We had no idea -- Saturday we competed all day with the blasting thump of music from the pageant next door. Parades of little Jon-Benets ran in and out of the ballroom adjacent to ours, either in spangly costumes and garish makeup or in gigantic plastic curlers. It was really icky and really loud.
I went to a panel on "going beyond medievalism" in fantasy, but was quickly irked by one panelist who characterized history as being divided by the sudden leap to reason in the 18th century -- a ridiculous notion that overlooks the employment of the scientific methods by many in the Middle Ages from Albertus Magnus onward (not to mention the continued popularlity of rather irrational ideas even today). It was as ill-informed as the other panelist calling the Middle Ages the "Dark Ages" -- a notion as offensive as it is misguided. But then this was the same panelist who referred to animism as "primitive" (because it was different from her beliefs?). Neither of them seemed to recognize that the chief problem has been 2nd hand Tolkien: I may not like Tolkien's style, but he knew his stuff. Too many people have only read Tolkien and his imitators, and know (and apparently care) nothing about the time they are supposedly portraying. Fortunately, there was one panelist who countered this misguided opinion with a little common sense: Melissa Scott. I saw her on a couple of panels and was impressed with her thoughtfulness. I'll have to check out her books.
Another, more amusing thing to check out: look at the cover illo on this book, then imagine this woman sitting at a panel, stroking her pen with two fingers from the top down repeatedly. Hmmm -- sometimes a pen is your best friend.
There was a panel on the best and worst sf films, which predictably devolved into a lively debate with completey partisan defenses. That was amusing. There was a panel on the state of comics, which predictably seldom got beyond the "comics=superheroes" equation. That was not so amusing.

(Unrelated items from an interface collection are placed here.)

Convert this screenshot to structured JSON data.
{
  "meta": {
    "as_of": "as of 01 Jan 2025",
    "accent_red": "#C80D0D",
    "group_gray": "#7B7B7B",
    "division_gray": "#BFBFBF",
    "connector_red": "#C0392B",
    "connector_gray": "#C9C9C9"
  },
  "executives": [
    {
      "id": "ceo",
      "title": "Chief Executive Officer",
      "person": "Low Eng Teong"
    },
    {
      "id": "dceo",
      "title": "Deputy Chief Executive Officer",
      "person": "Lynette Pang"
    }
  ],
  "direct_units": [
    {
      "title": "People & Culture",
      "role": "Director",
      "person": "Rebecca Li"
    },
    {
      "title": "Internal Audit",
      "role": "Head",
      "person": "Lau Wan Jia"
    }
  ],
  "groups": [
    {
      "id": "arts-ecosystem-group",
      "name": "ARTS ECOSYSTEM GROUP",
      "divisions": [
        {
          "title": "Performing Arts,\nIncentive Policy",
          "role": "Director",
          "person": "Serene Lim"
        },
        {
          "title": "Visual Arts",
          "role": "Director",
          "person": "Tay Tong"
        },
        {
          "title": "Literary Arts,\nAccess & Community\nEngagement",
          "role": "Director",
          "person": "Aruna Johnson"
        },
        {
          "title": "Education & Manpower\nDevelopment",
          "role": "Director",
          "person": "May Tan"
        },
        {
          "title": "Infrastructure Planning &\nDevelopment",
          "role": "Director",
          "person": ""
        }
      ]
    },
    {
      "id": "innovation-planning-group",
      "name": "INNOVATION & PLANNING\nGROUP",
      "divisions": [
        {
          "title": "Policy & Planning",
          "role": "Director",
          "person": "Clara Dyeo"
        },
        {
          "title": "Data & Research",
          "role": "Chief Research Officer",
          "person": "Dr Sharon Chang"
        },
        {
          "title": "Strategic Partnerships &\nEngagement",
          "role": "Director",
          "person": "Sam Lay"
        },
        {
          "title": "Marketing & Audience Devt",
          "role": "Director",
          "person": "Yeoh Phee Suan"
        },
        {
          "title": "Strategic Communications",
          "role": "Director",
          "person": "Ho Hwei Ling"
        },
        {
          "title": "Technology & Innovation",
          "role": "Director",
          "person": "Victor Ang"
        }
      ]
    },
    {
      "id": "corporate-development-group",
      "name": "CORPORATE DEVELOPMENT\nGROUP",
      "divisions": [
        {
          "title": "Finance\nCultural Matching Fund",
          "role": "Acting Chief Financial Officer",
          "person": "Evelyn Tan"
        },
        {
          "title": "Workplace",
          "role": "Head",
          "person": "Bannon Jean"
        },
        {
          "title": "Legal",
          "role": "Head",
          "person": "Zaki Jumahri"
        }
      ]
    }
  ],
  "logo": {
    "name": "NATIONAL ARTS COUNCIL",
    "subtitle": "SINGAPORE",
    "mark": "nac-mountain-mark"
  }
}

Back today for more...and by the way:
SOCK IT TO 'EM, TIGERS!